_YOUR OBJECTIVE_: From the first line to the last, print the listing exactly.
#### DATA UNDER STUDY ####
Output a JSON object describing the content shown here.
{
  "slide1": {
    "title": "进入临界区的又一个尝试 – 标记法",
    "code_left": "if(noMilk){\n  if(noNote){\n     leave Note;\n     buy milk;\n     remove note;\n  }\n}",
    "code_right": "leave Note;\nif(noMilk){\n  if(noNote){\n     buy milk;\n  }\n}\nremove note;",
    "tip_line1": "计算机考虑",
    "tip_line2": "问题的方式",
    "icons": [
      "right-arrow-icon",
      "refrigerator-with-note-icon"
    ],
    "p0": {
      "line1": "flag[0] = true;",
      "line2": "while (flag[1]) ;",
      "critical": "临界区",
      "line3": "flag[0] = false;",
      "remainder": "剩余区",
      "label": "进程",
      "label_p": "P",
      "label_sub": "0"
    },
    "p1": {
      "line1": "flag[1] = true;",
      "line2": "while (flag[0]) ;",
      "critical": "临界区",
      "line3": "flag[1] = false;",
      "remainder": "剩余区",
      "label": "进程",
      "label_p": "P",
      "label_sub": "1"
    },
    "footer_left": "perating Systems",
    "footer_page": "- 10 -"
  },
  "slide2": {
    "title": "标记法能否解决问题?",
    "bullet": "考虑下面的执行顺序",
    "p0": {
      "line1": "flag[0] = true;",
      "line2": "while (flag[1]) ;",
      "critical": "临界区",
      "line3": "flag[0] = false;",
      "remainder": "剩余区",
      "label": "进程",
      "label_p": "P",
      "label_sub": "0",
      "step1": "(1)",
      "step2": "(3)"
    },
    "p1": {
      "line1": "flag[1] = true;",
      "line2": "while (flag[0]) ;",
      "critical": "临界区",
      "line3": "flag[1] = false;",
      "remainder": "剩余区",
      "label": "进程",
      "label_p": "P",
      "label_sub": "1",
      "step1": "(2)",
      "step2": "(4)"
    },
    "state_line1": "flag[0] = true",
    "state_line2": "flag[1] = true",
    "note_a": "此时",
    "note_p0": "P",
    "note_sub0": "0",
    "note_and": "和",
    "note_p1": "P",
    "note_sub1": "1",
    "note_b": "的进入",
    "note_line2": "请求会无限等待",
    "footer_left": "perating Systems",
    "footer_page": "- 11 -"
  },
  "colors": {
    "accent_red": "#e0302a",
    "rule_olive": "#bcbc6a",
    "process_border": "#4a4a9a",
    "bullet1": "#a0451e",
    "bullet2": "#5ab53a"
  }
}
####
_WRITTEN REPLY_:
Output a JSON object describing the content shown here.
{
  "slide1": {
    "title": "进入临界区的又一个尝试 – 标记法",
    "code_left": "if(noMilk){\n  if(noNote){\n     leave Note;\n     buy milk;\n     remove note;\n  }\n}",
    "code_right": "leave Note;\nif(noMilk){\n  if(noNote){\n     buy milk;\n  }\n}\nremove note;",
    "tip_line1": "计算机考虑",
    "tip_line2": "问题的方式",
    "icons": [
      "right-arrow-icon",
      "refrigerator-with-note-icon"
    ],
    "p0": {
      "line1": "flag[0] = true;",
      "line2": "while (flag[1]) ;",
      "critical": "临界区",
      "line3": "flag[0] = false;",
      "remainder": "剩余区",
      "label": "进程",
      "label_p": "P",
      "label_sub": "0"
    },
    "p1": {
      "line1": "flag[1] = true;",
      "line2": "while (flag[0]) ;",
      "critical": "临界区",
      "line3": "flag[1] = false;",
      "remainder": "剩余区",
      "label": "进程",
      "label_p": "P",
      "label_sub": "1"
    },
    "footer_left": "perating Systems",
    "footer_page": "- 10 -"
  },
  "slide2": {
    "title": "标记法能否解决问题?",
    "bullet": "考虑下面的执行顺序",
    "p0": {
      "line1": "flag[0] = true;",
      "line2": "while (flag[1]) ;",
      "critical": "临界区",
      "line3": "flag[0] = false;",
      "remainder": "剩余区",
      "label": "进程",
      "label_p": "P",
      "label_sub": "0",
      "step1": "(1)",
      "step2": "(3)"
    },
    "p1": {
      "line1": "flag[1] = true;",
      "line2": "while (flag[0]) ;",
      "critical": "临界区",
      "line3": "flag[1] = false;",
      "remainder": "剩余区",
      "label": "进程",
      "label_p": "P",
      "label_sub": "1",
      "step1": "(2)",
      "step2": "(4)"
    },
    "state_line1": "flag[0] = true",
    "state_line2": "flag[1] = true",
    "note_a": "此时",
    "note_p0": "P",
    "note_sub0": "0",
    "note_and": "和",
    "note_p1": "P",
    "note_sub1": "1",
    "note_b": "的进入",
    "note_line2": "请求会无限等待",
    "footer_left": "perating Systems",
    "footer_page": "- 11 -"
  },
  "colors": {
    "accent_red": "#e0302a",
    "rule_olive": "#bcbc6a",
    "process_border": "#4a4a9a",
    "bullet1": "#a0451e",
    "bullet2": "#5ab53a"
  }
}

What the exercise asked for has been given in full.